Barrington Watch Winder Review


Watch winders… They’re kind of a mysterious watch accessory. They can be had for very cheap, or for way too much, yet in the end of the day all do the same thing, save a perk or two. Pricing comes down to, like watches themselves, quality of components and finish. They range from pure business in black plastic with slightly noisy motors that you can tuck away on a shelf, to models built of luxurious hardwoods and leather, driven by precision engines that are dead silent and look better on a coffee table. They can turn just one watch, or a whole collection. No matter what, the goal is to keep your watches wound and in good condition.


For those of us who collect watches in the more affordable and accessible spectrum, likely the first consideration is cost. I’d rather save my dough for the watches themselves, so spending more than $200 is quite unlikely, and even for that much, I’d want something pretty decent. Yes, a cheap winder with multiple slots is always tempting, but the reality of those always is that they are typically disappointing. They are great for a month, then that grinding sound starts to happen, and before you know it, they aren’t rotating anymore or at the right speed. The other consideration is aesthetics. This thing goes in your home, so it should be presentable.

There are a few low/mid-priced options out there, and today we’re going to take a look at a relatively new offering, the Barrington Single Watch Winder. Based out of England, Barrington set out to find that sweet spot of affordability and quality in a watch winder. What makes it particularly interesting, is that the chassis of the winder is lacquered wood, available is a variety of colors from the basic black or white, to a vibrant orange and green. They sent us a green model for review, and it’s quite attractive.

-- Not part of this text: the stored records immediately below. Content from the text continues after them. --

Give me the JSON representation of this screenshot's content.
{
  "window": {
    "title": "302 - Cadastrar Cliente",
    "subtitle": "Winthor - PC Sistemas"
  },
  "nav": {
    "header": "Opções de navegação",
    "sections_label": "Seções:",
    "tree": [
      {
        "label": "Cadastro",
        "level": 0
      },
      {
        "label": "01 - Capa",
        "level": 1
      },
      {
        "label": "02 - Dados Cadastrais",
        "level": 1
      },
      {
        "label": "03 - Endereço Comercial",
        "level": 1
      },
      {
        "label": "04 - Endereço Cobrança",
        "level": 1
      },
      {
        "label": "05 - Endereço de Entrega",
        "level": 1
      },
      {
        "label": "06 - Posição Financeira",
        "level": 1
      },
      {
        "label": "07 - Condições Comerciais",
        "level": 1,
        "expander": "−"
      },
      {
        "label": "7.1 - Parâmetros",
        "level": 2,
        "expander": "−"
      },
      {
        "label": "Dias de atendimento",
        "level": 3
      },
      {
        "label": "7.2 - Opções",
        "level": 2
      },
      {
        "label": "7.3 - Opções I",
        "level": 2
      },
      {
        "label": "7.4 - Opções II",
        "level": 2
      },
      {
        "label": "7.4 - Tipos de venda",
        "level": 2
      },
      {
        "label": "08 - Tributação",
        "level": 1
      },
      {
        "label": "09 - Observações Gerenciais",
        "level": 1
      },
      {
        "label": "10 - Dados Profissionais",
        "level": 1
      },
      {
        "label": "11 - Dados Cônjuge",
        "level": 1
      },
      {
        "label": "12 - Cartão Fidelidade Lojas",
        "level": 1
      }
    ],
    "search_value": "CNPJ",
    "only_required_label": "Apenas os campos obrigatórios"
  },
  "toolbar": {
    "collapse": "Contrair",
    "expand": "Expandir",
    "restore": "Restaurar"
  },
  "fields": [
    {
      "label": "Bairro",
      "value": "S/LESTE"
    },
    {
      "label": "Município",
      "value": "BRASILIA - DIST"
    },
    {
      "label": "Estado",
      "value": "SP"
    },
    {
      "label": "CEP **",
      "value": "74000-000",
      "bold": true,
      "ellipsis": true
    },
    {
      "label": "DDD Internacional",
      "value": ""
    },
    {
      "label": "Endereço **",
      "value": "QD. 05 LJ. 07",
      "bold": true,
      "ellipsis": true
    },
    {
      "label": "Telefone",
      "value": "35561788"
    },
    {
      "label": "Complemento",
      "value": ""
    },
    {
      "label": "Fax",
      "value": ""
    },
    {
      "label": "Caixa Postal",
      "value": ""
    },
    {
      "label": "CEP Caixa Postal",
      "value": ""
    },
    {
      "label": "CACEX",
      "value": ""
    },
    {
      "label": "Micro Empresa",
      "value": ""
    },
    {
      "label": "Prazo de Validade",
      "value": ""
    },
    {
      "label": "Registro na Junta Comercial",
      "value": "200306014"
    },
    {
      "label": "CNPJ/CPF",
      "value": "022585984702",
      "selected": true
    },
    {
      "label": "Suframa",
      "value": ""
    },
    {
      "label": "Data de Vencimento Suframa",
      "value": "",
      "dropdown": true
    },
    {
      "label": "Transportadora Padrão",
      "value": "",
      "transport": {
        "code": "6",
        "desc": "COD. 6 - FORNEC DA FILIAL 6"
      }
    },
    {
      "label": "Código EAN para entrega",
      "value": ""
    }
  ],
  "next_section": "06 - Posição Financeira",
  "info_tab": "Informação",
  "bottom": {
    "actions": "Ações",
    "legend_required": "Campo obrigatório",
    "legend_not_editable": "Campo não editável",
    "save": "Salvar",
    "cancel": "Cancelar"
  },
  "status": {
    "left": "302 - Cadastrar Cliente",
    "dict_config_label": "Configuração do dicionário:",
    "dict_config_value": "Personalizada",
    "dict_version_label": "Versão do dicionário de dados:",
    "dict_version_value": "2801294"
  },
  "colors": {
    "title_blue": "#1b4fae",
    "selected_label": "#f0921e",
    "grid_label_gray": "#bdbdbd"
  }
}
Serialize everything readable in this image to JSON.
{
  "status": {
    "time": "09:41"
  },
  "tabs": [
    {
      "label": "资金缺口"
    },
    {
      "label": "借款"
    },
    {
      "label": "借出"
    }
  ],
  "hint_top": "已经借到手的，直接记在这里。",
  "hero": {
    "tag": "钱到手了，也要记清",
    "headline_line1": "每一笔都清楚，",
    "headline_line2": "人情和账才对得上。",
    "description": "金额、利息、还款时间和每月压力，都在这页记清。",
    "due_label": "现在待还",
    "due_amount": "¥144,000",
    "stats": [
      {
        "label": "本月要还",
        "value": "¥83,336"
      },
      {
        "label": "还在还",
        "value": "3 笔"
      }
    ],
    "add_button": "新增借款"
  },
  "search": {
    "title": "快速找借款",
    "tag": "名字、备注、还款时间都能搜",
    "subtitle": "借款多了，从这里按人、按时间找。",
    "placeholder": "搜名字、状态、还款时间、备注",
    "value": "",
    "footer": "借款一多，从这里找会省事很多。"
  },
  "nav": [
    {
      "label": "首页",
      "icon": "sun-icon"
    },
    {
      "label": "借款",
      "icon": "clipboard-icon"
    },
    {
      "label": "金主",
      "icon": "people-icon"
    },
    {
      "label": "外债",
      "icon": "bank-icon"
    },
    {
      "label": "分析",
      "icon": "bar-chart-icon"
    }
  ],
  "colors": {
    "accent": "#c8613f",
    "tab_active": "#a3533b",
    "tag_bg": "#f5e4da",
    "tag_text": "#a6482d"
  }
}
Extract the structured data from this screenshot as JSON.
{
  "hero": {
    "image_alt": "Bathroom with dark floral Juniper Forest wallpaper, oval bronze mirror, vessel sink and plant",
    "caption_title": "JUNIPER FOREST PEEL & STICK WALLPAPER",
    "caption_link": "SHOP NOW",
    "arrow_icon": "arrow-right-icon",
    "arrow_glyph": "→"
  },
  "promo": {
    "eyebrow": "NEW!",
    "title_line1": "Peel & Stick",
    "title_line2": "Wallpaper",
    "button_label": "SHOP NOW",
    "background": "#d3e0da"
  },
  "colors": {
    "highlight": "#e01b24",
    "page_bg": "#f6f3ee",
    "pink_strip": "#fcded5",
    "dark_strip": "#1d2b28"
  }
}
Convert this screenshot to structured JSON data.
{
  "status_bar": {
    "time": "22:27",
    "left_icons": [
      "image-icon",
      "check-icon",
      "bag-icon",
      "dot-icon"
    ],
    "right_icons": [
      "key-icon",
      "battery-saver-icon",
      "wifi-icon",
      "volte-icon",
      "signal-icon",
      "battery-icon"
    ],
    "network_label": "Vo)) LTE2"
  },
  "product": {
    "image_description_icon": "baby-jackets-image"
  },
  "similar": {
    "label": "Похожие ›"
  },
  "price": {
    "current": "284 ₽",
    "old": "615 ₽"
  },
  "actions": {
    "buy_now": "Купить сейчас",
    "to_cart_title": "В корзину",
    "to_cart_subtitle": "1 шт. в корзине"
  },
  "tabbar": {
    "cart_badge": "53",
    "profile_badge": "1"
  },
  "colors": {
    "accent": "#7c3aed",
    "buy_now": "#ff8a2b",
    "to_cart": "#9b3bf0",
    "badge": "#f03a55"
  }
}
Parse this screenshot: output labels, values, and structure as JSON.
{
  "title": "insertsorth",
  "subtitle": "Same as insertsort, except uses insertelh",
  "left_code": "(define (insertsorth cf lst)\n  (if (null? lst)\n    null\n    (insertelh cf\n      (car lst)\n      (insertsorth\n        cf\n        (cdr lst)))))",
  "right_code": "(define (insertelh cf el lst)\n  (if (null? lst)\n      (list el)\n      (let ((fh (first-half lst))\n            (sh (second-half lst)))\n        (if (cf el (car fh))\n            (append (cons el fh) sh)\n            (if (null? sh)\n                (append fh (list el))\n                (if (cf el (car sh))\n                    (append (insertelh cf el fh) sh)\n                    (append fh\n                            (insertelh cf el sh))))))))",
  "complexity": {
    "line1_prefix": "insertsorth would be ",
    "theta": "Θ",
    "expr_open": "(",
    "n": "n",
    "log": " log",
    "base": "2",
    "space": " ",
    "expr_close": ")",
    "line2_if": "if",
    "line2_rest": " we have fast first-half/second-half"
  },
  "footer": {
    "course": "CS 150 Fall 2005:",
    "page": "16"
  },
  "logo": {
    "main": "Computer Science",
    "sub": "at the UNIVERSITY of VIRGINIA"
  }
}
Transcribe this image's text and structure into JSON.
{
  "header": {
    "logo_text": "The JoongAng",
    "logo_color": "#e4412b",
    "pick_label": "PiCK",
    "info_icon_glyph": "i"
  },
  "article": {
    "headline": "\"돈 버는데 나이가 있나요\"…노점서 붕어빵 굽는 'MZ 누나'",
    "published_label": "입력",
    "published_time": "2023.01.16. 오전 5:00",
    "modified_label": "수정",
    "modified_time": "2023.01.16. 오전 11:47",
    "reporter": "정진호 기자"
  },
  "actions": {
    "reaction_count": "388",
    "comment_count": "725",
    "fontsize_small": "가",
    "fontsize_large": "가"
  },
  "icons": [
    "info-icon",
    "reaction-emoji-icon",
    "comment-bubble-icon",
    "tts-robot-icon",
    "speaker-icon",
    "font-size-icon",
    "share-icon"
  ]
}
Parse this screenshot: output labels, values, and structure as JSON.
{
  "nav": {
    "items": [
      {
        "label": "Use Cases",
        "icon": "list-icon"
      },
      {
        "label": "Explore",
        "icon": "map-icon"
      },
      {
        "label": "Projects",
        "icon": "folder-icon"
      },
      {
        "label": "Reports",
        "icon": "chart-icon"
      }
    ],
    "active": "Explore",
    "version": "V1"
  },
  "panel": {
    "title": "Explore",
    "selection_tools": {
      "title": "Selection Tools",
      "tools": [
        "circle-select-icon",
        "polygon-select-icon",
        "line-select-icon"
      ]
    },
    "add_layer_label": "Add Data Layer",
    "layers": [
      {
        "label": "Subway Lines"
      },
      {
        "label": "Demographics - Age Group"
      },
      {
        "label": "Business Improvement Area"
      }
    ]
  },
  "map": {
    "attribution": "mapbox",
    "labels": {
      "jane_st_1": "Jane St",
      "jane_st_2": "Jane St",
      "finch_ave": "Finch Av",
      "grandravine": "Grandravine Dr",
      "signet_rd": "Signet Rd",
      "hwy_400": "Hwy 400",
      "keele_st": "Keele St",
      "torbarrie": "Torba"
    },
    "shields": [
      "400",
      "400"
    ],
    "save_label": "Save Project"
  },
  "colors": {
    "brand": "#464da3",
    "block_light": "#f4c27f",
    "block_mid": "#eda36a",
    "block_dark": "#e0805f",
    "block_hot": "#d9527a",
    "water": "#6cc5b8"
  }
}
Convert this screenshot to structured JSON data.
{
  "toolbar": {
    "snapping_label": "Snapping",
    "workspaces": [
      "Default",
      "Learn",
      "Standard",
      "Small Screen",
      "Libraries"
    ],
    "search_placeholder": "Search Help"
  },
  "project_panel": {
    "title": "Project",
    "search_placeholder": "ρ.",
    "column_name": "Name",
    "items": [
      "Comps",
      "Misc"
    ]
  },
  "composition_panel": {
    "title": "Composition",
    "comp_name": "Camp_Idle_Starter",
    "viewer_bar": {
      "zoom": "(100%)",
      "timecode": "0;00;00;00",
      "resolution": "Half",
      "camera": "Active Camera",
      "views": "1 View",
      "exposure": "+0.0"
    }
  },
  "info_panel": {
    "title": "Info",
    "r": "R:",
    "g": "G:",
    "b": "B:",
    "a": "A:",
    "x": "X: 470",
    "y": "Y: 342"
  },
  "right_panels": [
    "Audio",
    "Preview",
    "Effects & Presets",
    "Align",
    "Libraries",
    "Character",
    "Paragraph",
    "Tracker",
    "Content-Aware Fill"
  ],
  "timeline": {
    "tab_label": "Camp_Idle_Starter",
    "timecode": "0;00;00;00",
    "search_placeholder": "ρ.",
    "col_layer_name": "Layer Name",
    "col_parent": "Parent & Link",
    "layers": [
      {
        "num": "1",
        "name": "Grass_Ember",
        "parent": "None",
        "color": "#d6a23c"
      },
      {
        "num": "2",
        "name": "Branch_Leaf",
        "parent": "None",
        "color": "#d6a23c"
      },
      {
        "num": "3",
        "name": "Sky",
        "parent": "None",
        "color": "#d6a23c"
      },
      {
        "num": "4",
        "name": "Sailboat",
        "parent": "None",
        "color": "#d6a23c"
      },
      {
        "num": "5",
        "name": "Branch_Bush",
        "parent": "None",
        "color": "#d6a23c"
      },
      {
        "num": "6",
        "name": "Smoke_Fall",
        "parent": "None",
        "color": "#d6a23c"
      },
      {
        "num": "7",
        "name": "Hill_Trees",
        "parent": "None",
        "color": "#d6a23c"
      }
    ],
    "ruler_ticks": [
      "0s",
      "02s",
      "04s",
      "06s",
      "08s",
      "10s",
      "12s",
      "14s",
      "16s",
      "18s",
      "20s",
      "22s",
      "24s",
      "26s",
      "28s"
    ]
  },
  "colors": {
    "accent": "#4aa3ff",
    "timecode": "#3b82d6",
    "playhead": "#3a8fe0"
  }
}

The high-gloss “racing” green is the kind of color you want for a manly accent in your apartment. It’s rich and vibrant, while also being pleasantly reserved. It looks great against brick, dark wood, between books… you name it. The overall design of the Barrington’s is also exceptionally simple. It’s a cube; square from the front, rectangular from the side, measuring about 4.5″ x 4.5″ x 6″. It’s actually fairly compact, not being much larger than the rotating chamber needs. As someone with limited space in their NYC dwelling, I am quite a fan of efficiently design objects, and this qualifies. Since the top is flat you can also use that space for another object, or even stack a second winder, I’d imagine.

It works like most winders do, with a port on the front, in which you place the watch holder, which just sort of snaps into place. The watch holder is plastic and basic, with some padded carbon-fiber printed material to add some texture and plushness. The quality on this component is average. It gets the job done, but feels a bit cheap. The CF material on the back plunger (the part that applies pressure to the strap for a secure fit) is glued in place and peeling a bit… I imagine after a humid summer, this could be coming off entirely.


On the back of the unit you will find two small knobs. One chooses the winding direction and is essentially an on/off switch, the other the rotation rate. There are only 4 options for rotation; 650, 750, 850 and 1000 turns/day, but most automatics seem to fit in this category (ETA 2824-2s and Miyota 9015’s are 650/day, for example). The controls are very simple, and analog…Perhaps anachronistic even. But while they offer limited options compared to winders with LCD readouts or USB programability, they do have a very satisfying, stiff and snappy click to them, which has a certain nostalgic charm. And since they are on the back, they are out of sight for a cleaner overall look.

Which brings us to the most important part, the motor. Inside is an “ultra-quiet” Japanese motor that lives up to its name: it’s darn near silent. Without having used it constantly for 6 months, I’m not sure if this will always be true, but at the moment it’s the quietest winder I’ve experienced. You can power the winder with either 2-AA batteries or an AC adapter, which is the more sensible and environmentally friendly choice. At the moment, the adapter is fitted with a British plug, but US plugs will be available in August, and you could always use an travel adapter if needed.


So what does the Barrington Single Watch Winder cost?.. $166 or £99 plus $25 – $50 in shipping to the US (free if you’re in the UK). This places it firmly above the quick and cheap winders, but well below absurdly expensive models. There are a few competitors out there, some offer more controls, some less, in materials ranging from plastic to leather, but where the Barrington wins is in looks. The highly saturated, lacquer finish gives it an air of quality that out paces the price. Whether on a book shelf or on your desk, you’ll be happy to look at it. That’s not to say there isn’t room for improvement. The holder works, but doesn’t have the same build quality as the rest of the unit, so that’s a draw back. On the other hand, the motor seems like it’s top-notch. So, if you’re looking for a winder and aesthetics count, consider the Barrington.

by Zach Weiss

Images from this post:
Related Posts
Zach is the Co-Founder and Executive Editor of Worn & Wound. Before diving headfirst into the world of watches, he spent his days as a product and graphic designer. Zach views watches as the perfect synergy of 2D and 3D design: the place where form, function, fashion and mechanical wonderment come together.
wornandwound zsw